3. All restrictions on media introduced due to martial law must be lifted to ensure the free flow of information.
4. How much space is there for testing, assessing, evaluating and re-testing? The culture of entrepreneurship needs to have tolerance for failure, yet the government of Ukraine cannot afford to make fatal mistakes. At present, there is an ambitious vision for recovery, so some mistakes along the way should be expected and SMEs should feel empowered to experiment. The wider culture must encourage reflection and learning from any negative experiences, setting up feedback loops inside government and companies.
— Engage young Ukrainians to contribute their ideas to build a fuller picture of the country’s recovery needs.
— Stimulate joint ventures between Ukrainian and US entrepreneurs, especially in the technology sector.
— Develop new business-to-business mentorship schemes that will address Ukraine’s recovery needs.
— Ensure that the rebuilding of and support for cultural initiatives is part of national and community recovery plans.

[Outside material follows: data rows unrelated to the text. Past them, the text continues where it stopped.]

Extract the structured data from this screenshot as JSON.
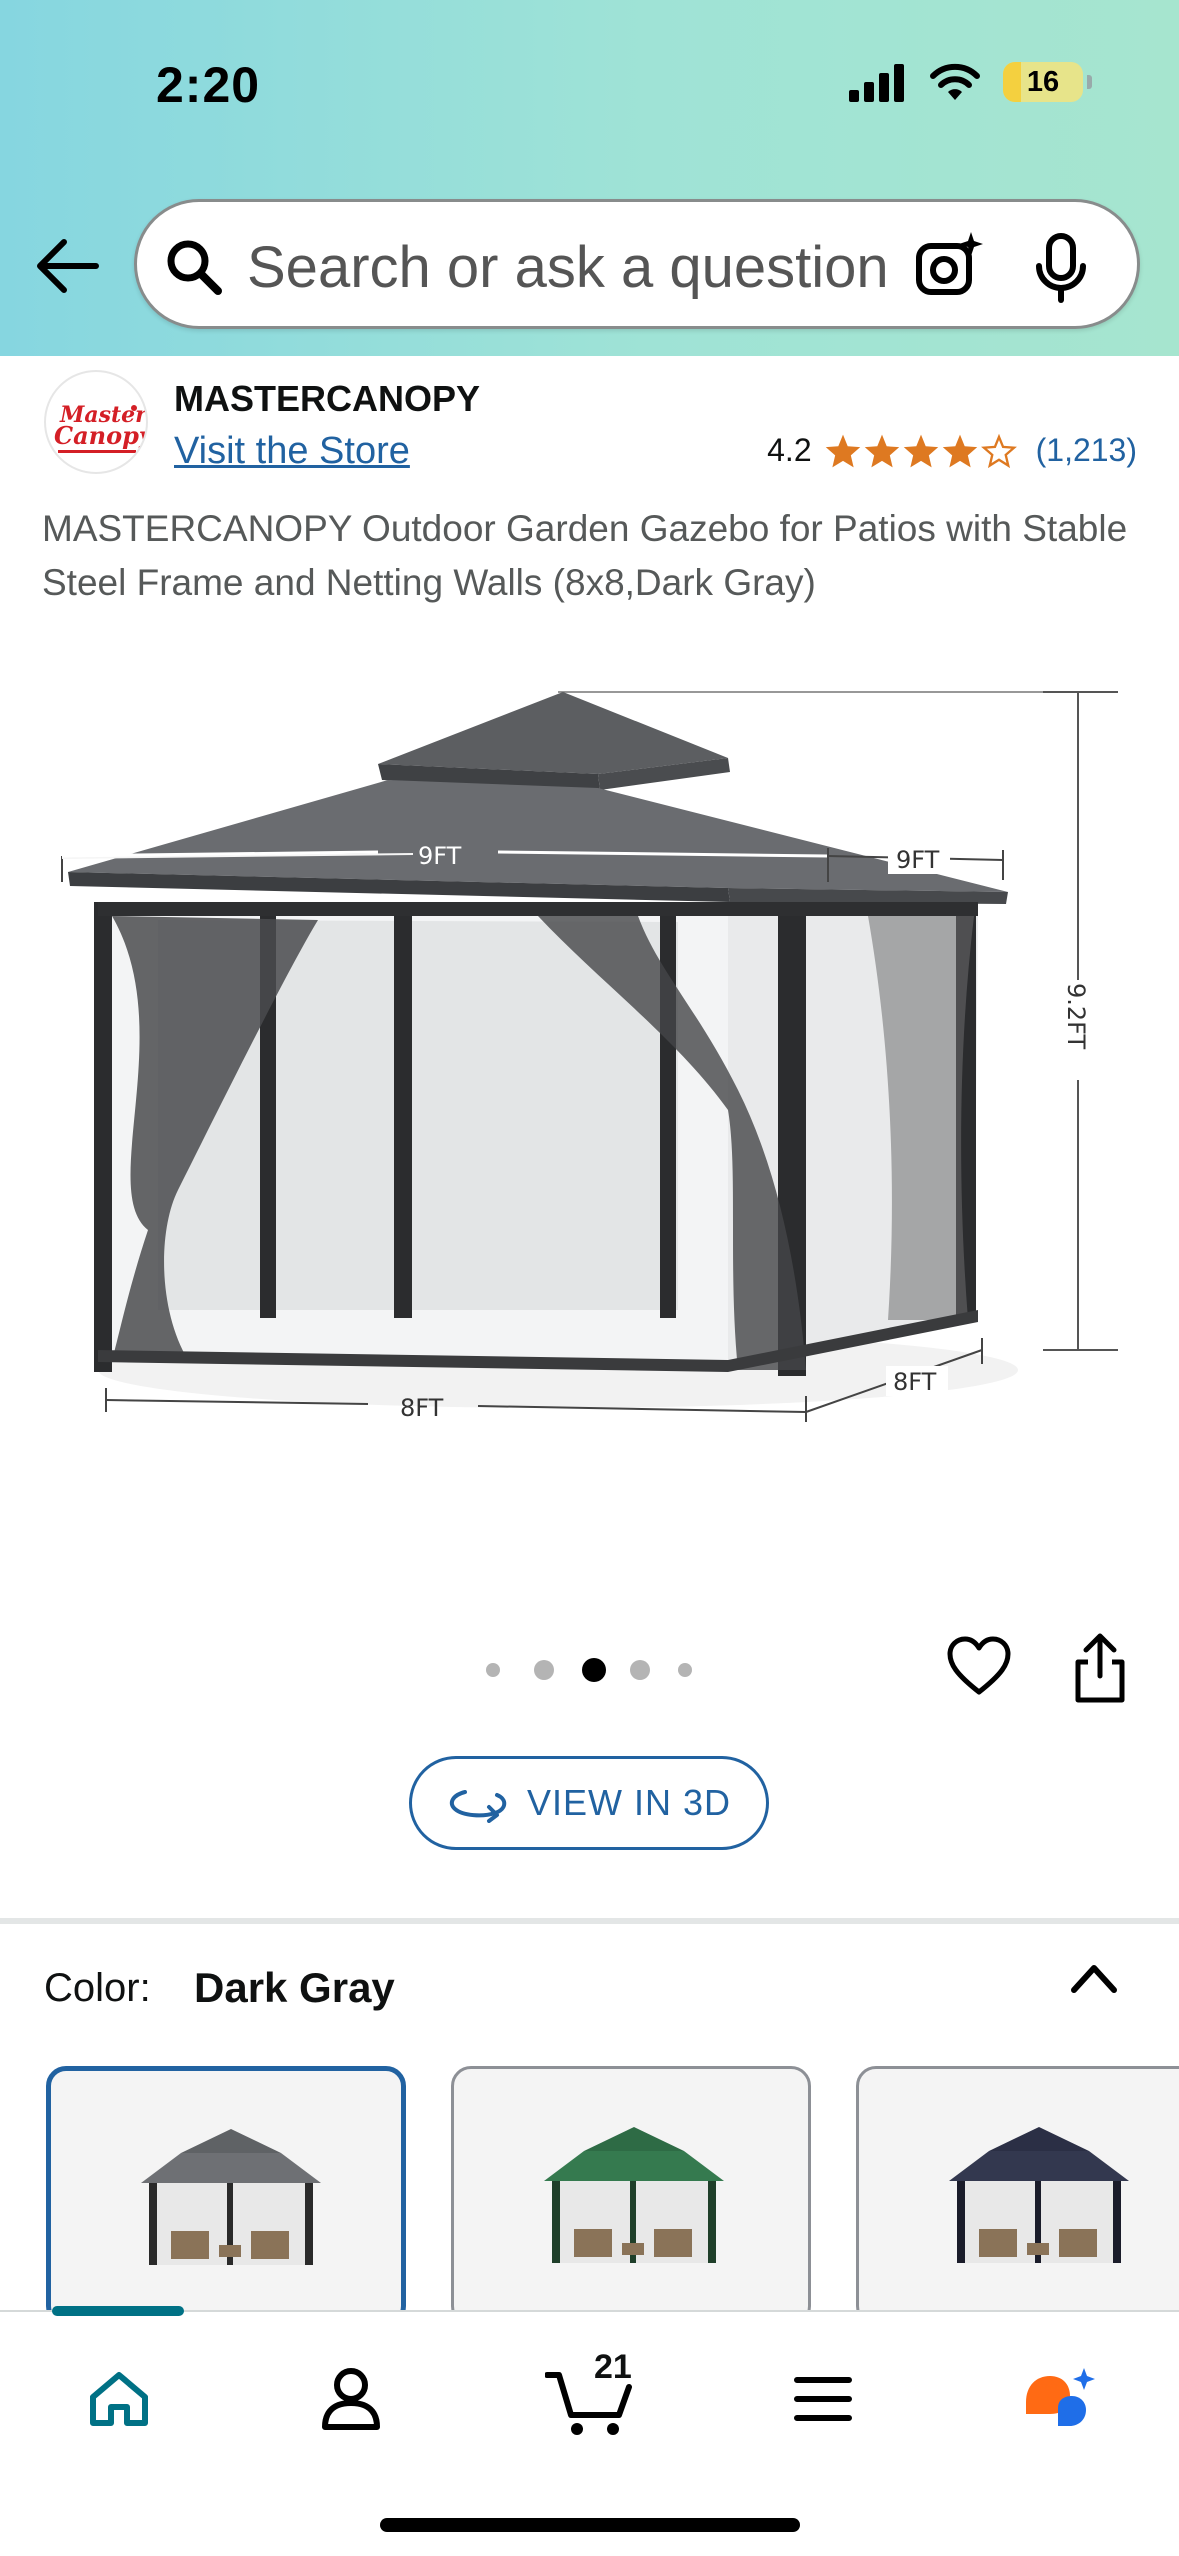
{
  "status_bar": {
    "time": "2:20",
    "battery_level": "16"
  },
  "search": {
    "placeholder": "Search or ask a question",
    "icons": [
      "back-arrow-icon",
      "search-icon",
      "camera-icon",
      "microphone-icon"
    ]
  },
  "brand": {
    "name": "MASTERCANOPY",
    "visit_store_label": "Visit the Store",
    "logo_text": "MasterCanopy"
  },
  "rating": {
    "value": "4.2",
    "stars_filled": 4,
    "stars_total": 5,
    "review_count": "(1,213)",
    "star_color": "#de7921"
  },
  "product": {
    "title": "MASTERCANOPY Outdoor Garden Gazebo for Patios with Stable Steel Frame and Netting Walls (8x8,Dark Gray)",
    "image_dimension_labels": {
      "roof_front": "9FT",
      "roof_side": "9FT",
      "height": "9.2FT",
      "base_front": "8FT",
      "base_side": "8FT"
    }
  },
  "carousel": {
    "dot_count": 5,
    "active_index": 2
  },
  "view_3d": {
    "label": "VIEW IN 3D"
  },
  "color_selector": {
    "label": "Color:",
    "selected": "Dark Gray",
    "swatches": [
      {
        "color": "#5f6265",
        "selected": true
      },
      {
        "color": "#2e6b45",
        "selected": false
      },
      {
        "color": "#2b2f45",
        "selected": false
      }
    ]
  },
  "bottom_nav": {
    "items": [
      "home-icon",
      "account-icon",
      "cart-icon",
      "menu-icon",
      "rufus-icon"
    ],
    "cart_count": "21",
    "accent": "#007185"
  },
  "colors": {
    "link": "#2162a1",
    "header_gradient_start": "#86d6e0",
    "header_gradient_end": "#a6e5cf"
  }
}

— Build a centre of excellence to exchange knowledge between international partners and Ukrainian stakeholders and spread recovery knowledge throughout Ukraine, including lessons learnt, case models, assessment strategies and digital solutions.
Source: Chatham House